Topping the "luxury car" category was (are you ready?), white metallic, followed by silver and light brown. Whoa, pretty dramatic choices, eh?
White also was the No. 1 choice in the full/intermediate and sport-utility/truck/van categories, while silver headed the sport/compact list. "Bright red," as in little red sports car, finished seventh.
Those top choices may indicate a disturbing psychological trend: blandness. It may not be "your father's Oldsmobile," but it sure is colored like it.
This 'n that
Enrich your vocabulary—A press release from Castrol North America's automotive division provided a couple words we can't wait to use to impress friends (both of them).
The company said its new "Castrol Super Clean" product contains an ingredient that is both hydrophilic (water loving) and lipophilic (oil loving). So you can be as clean—or dirty—as you want to be.|.|.|at the same time?
New word for a "medical condition"—Continuing in that vein, perhaps some of you know persons who are tirephiliacs (we just made that up). Or maybe you yourself are one. (Do you have an attraction to tires?) Sad to say, there is no known cure.
Separated at birth?—Check out the photos of Nissan Motor Co.'s COO, Carlos Ghosn, and Ford Motor Co. CEO Jac Nasser.
The Brazilian-born Mr. Ghosn is a former Michelin North America Inc. exec who's become almost legendary at the car company for his cost-cutting. He looks enough like Mr. Nasser, who's of Lebanese-Australian descent, that if they ever end up at the same company, it might become easier to blame "the other guy." At least it usually worked for Patty Duke in her long-ago TV show about "identical cousins."
The `Tattler'—At first glance, it looked like the front page of one of those tawdry tabloids.
A recent Cleveland Plain Dealer automotive classified ads section displayed the screaming headline: "Breakup shocker! Man dumps faithful 25-year companion for topless model," alongside a picture of a smiling young couple in happier times posing by their 1975 Datsun.
The pseudo-scandal sheet was, in actuality, a teaser about how "Devilish Dale" finally traded in his car "for a brand new ragtop." And to think we perused the entire section looking for candids of his new "model" and all we found were pictures of cars. What a letdown.
You want an oil change with that?—Perhaps taking a cue from the automotive service industry, an osteopath in Wallingford, Vt., told National Public Radio that she has put up a price board in her office with "Parts and Labor" differentiated.
She said patients in her acute care practice seem to like it. By the way, she charges by the minute. OK, all you "Dr. Crankshafts" out there.|.|.|don your white lab coats, grab your engine analyzer stethoscopes and start your engines.

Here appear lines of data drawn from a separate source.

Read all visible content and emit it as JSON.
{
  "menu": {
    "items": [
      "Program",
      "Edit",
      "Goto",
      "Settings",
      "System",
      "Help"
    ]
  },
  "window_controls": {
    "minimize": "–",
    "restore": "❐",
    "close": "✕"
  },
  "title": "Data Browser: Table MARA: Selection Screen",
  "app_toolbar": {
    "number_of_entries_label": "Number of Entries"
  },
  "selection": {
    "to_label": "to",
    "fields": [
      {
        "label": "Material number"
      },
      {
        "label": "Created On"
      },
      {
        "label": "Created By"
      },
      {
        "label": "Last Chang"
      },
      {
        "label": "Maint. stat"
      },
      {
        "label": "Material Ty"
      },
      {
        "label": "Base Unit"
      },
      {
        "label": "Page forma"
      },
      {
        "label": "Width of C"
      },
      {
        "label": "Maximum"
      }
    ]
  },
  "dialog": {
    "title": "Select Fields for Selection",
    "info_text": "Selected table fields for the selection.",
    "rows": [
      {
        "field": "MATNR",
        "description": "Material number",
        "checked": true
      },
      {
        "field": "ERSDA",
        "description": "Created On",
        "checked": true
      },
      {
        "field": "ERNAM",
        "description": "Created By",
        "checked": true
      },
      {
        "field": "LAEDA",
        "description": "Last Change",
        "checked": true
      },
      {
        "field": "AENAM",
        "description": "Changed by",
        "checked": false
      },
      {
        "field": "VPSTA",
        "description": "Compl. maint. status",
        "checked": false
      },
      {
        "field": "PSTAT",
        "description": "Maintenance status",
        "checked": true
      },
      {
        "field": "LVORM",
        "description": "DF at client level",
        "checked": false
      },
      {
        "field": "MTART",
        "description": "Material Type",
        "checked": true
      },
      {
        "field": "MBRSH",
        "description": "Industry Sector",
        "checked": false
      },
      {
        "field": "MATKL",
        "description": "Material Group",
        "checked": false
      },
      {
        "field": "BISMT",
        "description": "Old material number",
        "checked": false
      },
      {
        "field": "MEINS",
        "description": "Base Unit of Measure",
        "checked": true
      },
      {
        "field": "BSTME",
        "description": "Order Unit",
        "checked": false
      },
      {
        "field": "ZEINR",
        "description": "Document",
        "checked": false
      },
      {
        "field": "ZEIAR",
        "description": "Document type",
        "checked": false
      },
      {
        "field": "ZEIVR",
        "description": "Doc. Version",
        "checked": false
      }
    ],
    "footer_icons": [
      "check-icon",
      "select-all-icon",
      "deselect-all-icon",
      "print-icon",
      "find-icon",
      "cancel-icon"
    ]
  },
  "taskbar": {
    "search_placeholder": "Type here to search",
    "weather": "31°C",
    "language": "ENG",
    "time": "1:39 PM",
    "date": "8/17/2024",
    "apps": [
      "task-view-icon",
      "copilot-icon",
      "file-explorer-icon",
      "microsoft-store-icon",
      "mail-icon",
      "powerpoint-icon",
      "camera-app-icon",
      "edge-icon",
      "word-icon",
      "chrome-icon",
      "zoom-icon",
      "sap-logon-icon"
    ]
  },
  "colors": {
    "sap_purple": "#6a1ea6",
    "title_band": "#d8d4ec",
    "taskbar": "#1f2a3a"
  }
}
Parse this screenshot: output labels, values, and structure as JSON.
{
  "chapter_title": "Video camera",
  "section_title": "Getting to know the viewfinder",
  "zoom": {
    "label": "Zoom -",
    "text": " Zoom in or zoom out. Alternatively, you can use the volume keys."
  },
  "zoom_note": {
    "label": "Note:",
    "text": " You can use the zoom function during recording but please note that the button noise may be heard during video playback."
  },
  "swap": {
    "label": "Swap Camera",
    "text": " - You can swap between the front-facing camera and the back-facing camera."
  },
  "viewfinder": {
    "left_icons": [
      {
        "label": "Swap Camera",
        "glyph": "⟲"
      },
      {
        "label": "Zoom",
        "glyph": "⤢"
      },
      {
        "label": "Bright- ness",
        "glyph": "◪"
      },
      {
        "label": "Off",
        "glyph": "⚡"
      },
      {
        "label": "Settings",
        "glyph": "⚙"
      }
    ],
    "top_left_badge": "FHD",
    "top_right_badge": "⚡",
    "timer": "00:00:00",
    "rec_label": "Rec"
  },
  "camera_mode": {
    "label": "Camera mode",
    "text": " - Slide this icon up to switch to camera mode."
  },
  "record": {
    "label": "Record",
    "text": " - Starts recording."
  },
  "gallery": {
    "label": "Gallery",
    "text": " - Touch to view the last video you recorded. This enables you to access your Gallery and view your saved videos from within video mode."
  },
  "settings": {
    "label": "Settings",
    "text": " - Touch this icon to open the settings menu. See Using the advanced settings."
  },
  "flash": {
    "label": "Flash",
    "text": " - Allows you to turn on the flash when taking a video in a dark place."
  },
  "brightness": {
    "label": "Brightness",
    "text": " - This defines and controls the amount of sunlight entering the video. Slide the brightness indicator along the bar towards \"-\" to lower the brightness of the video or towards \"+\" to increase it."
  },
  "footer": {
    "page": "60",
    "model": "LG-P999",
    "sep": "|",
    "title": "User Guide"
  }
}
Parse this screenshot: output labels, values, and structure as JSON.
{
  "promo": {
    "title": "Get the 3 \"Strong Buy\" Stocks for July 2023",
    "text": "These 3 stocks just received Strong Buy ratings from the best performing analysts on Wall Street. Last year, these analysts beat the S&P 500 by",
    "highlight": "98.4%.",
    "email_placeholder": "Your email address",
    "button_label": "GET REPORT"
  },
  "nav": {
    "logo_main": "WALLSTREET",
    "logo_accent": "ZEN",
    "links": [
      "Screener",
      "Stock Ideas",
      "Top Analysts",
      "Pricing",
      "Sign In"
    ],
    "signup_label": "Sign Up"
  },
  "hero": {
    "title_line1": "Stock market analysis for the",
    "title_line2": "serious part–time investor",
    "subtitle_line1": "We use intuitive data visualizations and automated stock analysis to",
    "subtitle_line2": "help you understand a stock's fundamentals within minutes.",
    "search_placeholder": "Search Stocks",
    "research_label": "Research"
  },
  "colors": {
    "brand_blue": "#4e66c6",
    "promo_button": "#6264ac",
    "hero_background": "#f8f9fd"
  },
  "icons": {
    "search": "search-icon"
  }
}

"Tonight Show" host Jay Leno had a little fun at the expense of an Akron "institution" recently.
During a segment on so-called "Truth in Labeling," he referred to the mode of transportation six-year-old Cuban exile Elian Gonzalez used when found floating off Miami.
Showing a picture of a Goodyear inner tube, Jay said new government guidelines have forced the tire maker to use the product's "real" name: "Elian America Cruise Lines." And, to paraphrase Jerry Garcia, "What a long, strange trip" that's been.